### ABOUT THIS TASK
Go through the data below and return each line where the string "Avro" occurs.

● ● ●

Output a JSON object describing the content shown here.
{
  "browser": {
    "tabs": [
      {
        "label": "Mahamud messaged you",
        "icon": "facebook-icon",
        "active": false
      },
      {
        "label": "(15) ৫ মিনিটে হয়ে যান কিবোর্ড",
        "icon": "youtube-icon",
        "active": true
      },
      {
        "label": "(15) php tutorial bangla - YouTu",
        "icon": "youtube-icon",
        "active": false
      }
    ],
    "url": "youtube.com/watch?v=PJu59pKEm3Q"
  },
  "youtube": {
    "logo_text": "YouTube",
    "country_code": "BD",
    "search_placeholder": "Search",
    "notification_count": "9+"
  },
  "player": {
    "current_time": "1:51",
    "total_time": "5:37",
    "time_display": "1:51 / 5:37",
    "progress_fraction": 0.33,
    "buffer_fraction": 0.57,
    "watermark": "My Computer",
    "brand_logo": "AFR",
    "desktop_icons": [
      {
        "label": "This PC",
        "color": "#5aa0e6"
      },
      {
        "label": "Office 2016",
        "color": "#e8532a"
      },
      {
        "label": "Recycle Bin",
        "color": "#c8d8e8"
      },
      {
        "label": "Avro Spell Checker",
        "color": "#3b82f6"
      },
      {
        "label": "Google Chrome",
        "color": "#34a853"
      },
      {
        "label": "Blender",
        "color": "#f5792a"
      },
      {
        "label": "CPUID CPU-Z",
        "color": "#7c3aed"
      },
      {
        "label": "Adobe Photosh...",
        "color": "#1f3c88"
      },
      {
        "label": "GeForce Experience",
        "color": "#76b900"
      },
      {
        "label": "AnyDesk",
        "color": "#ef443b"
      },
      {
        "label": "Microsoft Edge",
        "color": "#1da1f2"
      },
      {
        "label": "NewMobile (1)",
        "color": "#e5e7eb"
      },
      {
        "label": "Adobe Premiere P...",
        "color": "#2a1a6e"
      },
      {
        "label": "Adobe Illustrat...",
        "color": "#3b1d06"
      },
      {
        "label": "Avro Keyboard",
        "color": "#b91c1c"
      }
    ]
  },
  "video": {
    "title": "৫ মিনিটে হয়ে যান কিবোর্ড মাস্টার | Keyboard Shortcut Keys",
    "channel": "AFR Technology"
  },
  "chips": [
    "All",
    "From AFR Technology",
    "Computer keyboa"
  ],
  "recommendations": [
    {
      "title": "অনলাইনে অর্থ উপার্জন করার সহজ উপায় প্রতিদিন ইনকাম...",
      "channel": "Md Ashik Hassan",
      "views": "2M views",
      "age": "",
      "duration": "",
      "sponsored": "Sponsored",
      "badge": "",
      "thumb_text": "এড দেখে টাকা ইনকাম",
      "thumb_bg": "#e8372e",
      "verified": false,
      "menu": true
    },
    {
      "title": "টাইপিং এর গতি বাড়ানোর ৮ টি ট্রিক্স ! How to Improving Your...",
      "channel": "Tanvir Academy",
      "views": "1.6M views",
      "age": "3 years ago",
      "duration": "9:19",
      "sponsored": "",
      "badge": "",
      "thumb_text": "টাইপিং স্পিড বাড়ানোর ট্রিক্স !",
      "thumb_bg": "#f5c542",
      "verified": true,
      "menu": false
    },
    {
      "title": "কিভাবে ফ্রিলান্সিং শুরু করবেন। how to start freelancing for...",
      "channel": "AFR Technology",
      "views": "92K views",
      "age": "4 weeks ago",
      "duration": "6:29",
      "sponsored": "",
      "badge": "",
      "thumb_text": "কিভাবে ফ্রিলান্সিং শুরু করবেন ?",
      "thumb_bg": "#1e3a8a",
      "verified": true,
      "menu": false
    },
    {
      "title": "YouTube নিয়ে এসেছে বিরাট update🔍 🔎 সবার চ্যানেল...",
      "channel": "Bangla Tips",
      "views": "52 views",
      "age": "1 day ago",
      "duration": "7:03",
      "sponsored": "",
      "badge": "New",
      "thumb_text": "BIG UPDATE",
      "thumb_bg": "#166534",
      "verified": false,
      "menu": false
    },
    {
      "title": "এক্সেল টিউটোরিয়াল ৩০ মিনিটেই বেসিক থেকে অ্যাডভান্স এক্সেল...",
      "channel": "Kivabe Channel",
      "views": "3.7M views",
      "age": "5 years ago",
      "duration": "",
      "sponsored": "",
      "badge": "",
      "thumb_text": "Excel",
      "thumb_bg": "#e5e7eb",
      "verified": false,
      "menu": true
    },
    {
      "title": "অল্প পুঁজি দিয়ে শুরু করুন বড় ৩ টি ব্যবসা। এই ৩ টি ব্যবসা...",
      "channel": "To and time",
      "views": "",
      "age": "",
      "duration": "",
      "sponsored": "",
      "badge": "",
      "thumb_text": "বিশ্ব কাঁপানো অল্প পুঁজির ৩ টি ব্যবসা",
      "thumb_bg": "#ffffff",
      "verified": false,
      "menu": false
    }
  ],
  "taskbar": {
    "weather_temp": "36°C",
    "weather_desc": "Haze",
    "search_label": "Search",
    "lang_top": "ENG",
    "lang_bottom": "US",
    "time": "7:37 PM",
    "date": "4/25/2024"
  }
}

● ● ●

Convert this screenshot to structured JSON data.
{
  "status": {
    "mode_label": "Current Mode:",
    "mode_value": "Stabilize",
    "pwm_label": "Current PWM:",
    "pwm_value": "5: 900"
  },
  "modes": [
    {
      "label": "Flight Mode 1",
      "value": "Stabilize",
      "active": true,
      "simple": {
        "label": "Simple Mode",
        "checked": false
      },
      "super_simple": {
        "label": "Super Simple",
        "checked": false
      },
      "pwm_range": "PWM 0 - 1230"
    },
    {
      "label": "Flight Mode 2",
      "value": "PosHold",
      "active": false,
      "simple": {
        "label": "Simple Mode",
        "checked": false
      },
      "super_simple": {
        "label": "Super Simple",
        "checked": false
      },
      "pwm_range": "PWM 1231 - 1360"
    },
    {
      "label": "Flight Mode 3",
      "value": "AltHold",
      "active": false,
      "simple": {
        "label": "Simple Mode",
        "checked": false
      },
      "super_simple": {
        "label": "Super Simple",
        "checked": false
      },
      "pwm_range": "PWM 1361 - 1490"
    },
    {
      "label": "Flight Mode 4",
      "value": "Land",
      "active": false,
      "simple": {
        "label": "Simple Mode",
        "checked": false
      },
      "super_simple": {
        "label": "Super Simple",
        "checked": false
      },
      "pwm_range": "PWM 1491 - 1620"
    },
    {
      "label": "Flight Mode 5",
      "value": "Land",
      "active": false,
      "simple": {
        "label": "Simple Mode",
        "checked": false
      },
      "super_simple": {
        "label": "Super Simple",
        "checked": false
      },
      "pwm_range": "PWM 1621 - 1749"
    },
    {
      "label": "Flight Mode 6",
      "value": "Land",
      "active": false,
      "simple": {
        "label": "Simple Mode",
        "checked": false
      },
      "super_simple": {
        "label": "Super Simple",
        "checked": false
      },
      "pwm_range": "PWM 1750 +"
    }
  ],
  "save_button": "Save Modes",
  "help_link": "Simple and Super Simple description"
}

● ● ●

### RESPONSE
        "label": "Avro Spell Checker",
        "label": "Avro Keyboard",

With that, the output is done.